This year, the Wisconsin Film Festival will host a companion series of Inside Islam films. Football Under Cover is on the roster (Friday at 5:00 p.m. at Madison’s Orpheum Theatre), and David Assmann is slated to appear. The 2009 Wisconsin Film Festival will screen 199 films around Madison, April 2 (today!) through April 5.

A Strong Support Group of Peers

March 1, 2009

The Artist’s Magazine published in its April issue Christine Sharp’s interesting article “Surviving Tough Economic Times.” Sharp offers 12 suggestions on how to survive the recent economic downturn. Starting a supporting group is listed as the first of her advices. She writes: “… a supportive group of artist friends can really help boost your mood, your sales, and your creativity.”

My artist friends agree that being surrounded by creative people who share same interests, hopes, and frustrations is inspiring, helpful and extremely important not just during recession, but also during prosperous economic times.

Wisconsin artists have been cooperating and forming different supporting groups for years. They are organized around local art centers, art cooperatives, artist critique groups, art alliances, studio groups, etc.

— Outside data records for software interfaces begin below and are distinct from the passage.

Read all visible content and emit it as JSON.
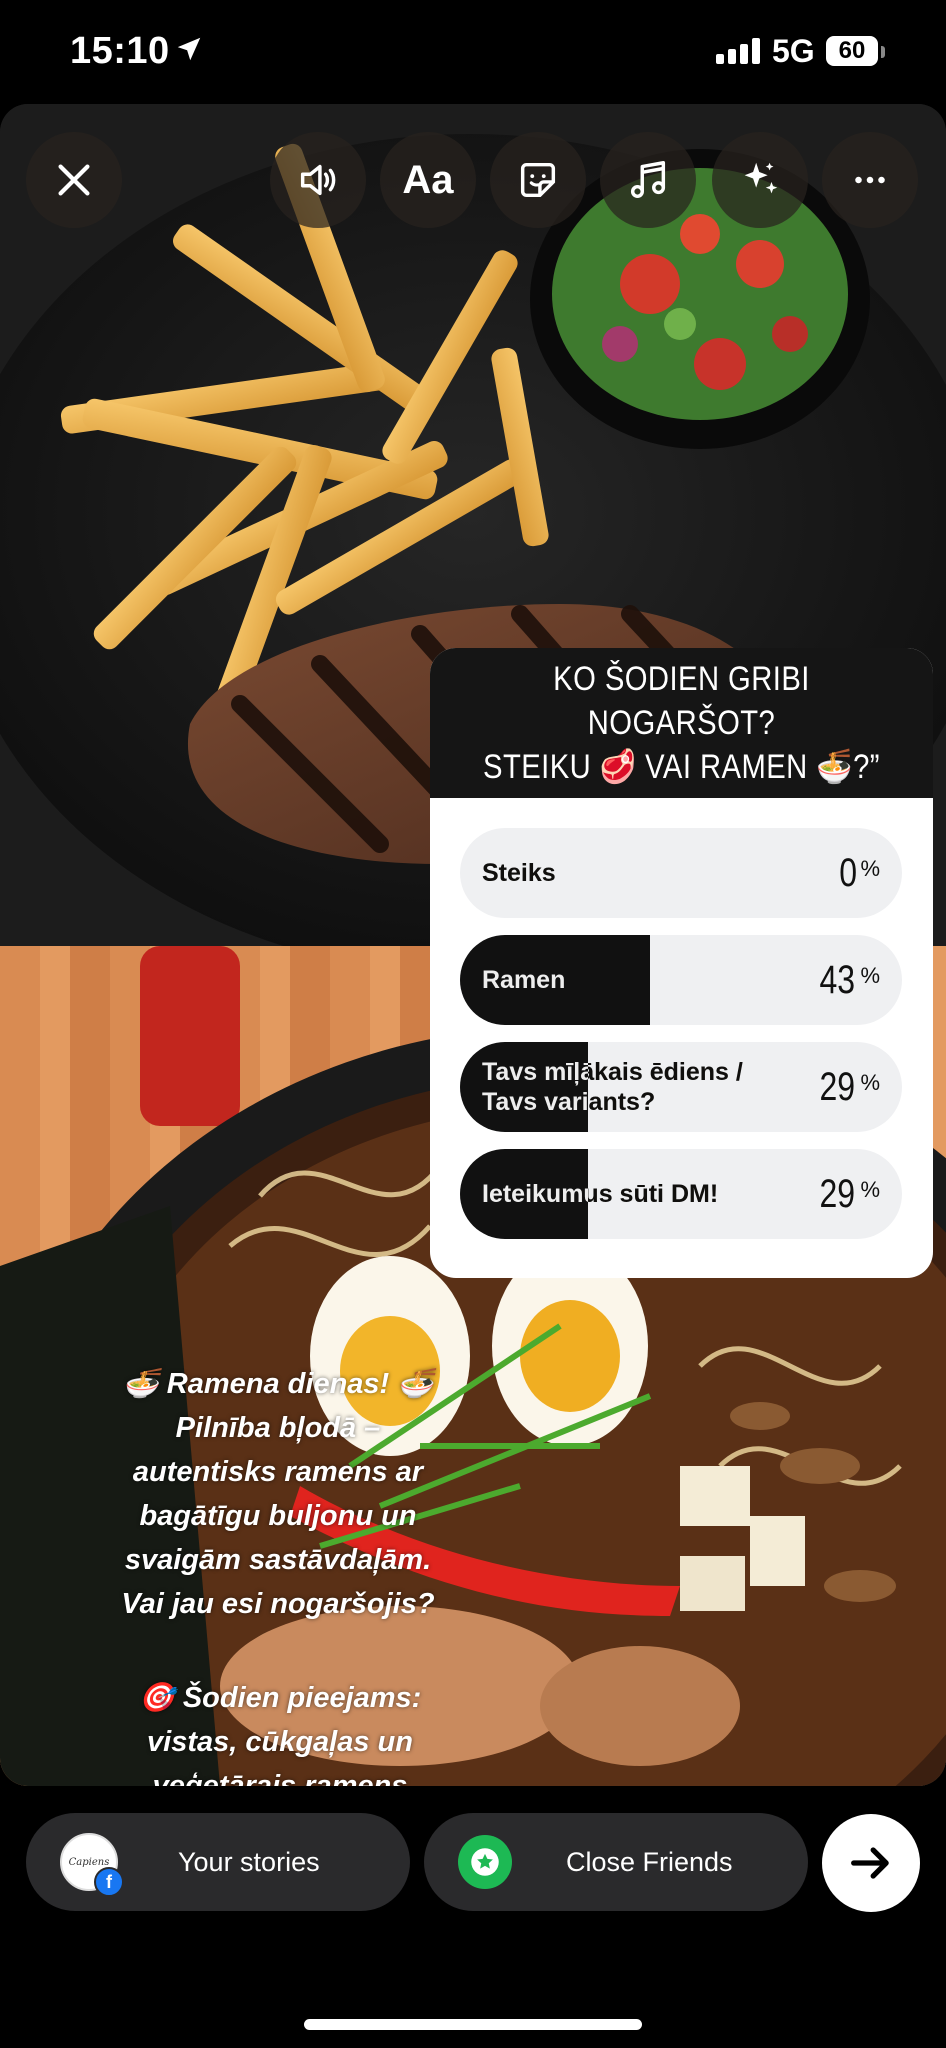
{
  "status_bar": {
    "time": "15:10",
    "network": "5G",
    "battery": "60"
  },
  "toolbar": {
    "close": "close-icon",
    "sound": "speaker-icon",
    "text": "Aa",
    "sticker": "sticker-icon",
    "music": "music-note-icon",
    "effects": "sparkles-icon",
    "more": "more-icon"
  },
  "poll": {
    "question": "KO ŠODIEN GRIBI NOGARŠOT?\nSTEIKU 🥩 VAI RAMEN 🍜?”",
    "options": [
      {
        "label": "Steiks",
        "percent": "0",
        "value": 0
      },
      {
        "label": "Ramen",
        "percent": "43",
        "value": 43
      },
      {
        "label": "Tavs mīļākais ēdiens / Tavs variants?",
        "percent": "29",
        "value": 29
      },
      {
        "label": "Ieteikumus sūti DM!",
        "percent": "29",
        "value": 29
      }
    ],
    "percent_sign": "%"
  },
  "caption": {
    "line1": "🍜 Ramena dienas! 🍜\nPilnība bļodā –\nautentisks ramens ar\nbagātīgu buljonu un\nsvaigām sastāvdaļām.\nVai jau esi nogaršojis?",
    "line2": "🎯 Šodien pieejams:\nvistas, cūkgaļas un\nveģetārais ramens"
  },
  "bottom": {
    "your_stories": "Your stories",
    "close_friends": "Close Friends",
    "avatar_text": "Capiens"
  },
  "colors": {
    "close_friends_green": "#1DB954",
    "poll_bar": "#111111",
    "poll_track": "#EFF0F2"
  }
}
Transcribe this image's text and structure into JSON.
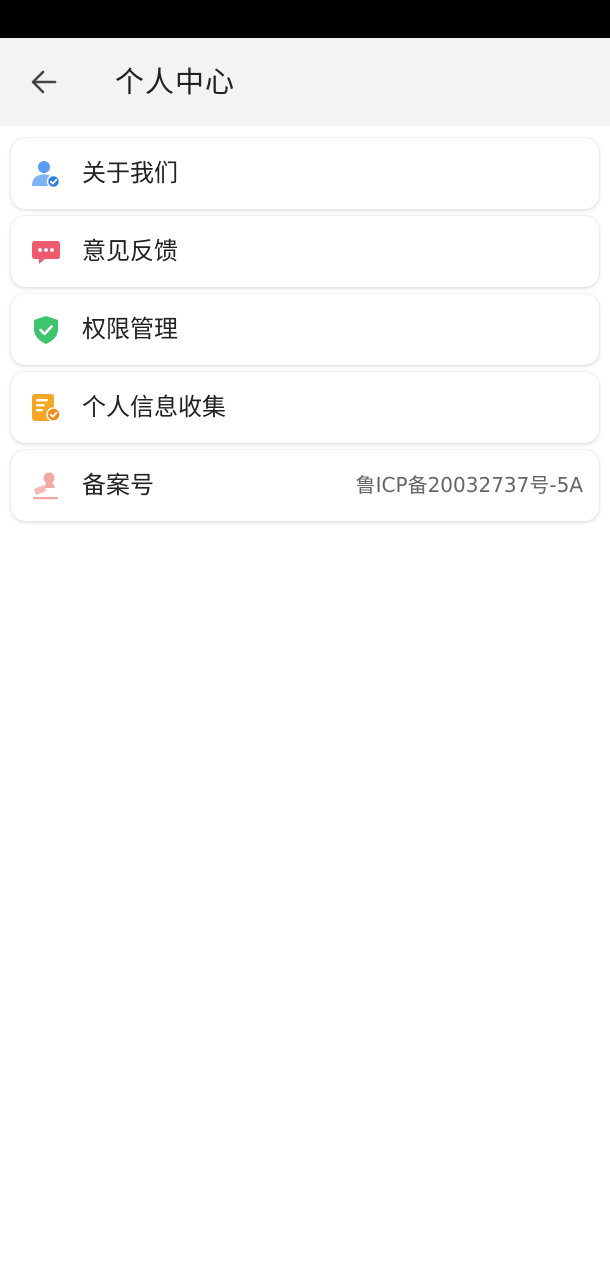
{
  "header": {
    "title": "个人中心"
  },
  "menu": {
    "items": [
      {
        "label": "关于我们",
        "icon": "user-check-icon",
        "color": "#4a90e2"
      },
      {
        "label": "意见反馈",
        "icon": "chat-bubble-icon",
        "color": "#ee5b6f"
      },
      {
        "label": "权限管理",
        "icon": "shield-check-icon",
        "color": "#3ec46d"
      },
      {
        "label": "个人信息收集",
        "icon": "document-check-icon",
        "color": "#f5a623"
      },
      {
        "label": "备案号",
        "icon": "stamp-icon",
        "color": "#f2a6a6",
        "value": "鲁ICP备20032737号-5A"
      }
    ]
  }
}
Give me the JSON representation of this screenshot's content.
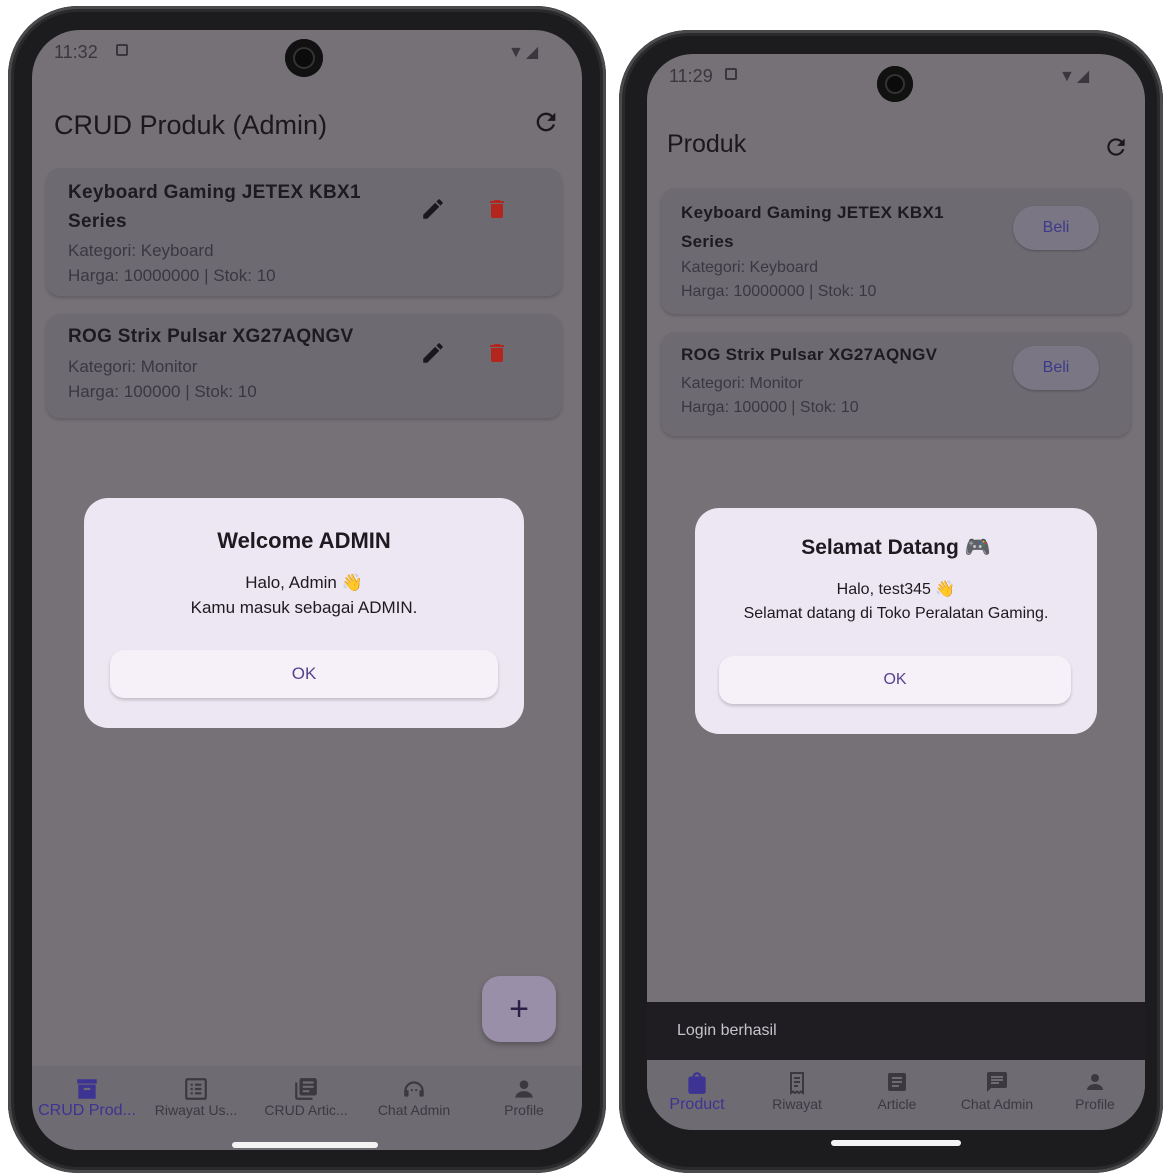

In order to help the local artists to not just share creative support, but improve their business skills, and to strengthen the western Wisconsin economy, UW-La Crosse Continuing Education and Extension and SBDC jointly developed two professional development programs: Learning Communities of Artists: Best Business Practices, and Artists Planning for Profit to provide education and management support to visual artists and art organizations. Two ten month programs were designed to strengthen artist’s professional and business capacity to build sustainable art businesses and to achieve financial success without sacrificing creativity. The participating artists learn in a learning community environment. Many of the learning outcomes are self-selected and self-directed, respectful of scheduling and learning style preferences. The participating artists have been successfully introduced to the tools of general business management and a strong network of peers. They recognized the need to adapt and embrace the new ways of conducting and marketing their art businesses in order to gain or maintain the competitive edge.

They will celebrate their participation in the programs by showcasing their new artworks during one-day CABIN FEVER ART SHOW & SALE.”

The show will be held Saturday, March 14, 2009, 10:00 a.m. to 4:00 p.m. at the Cleary Alumni and Friends Center, University of Wisconsin-La Crosse Campus. For more information please see: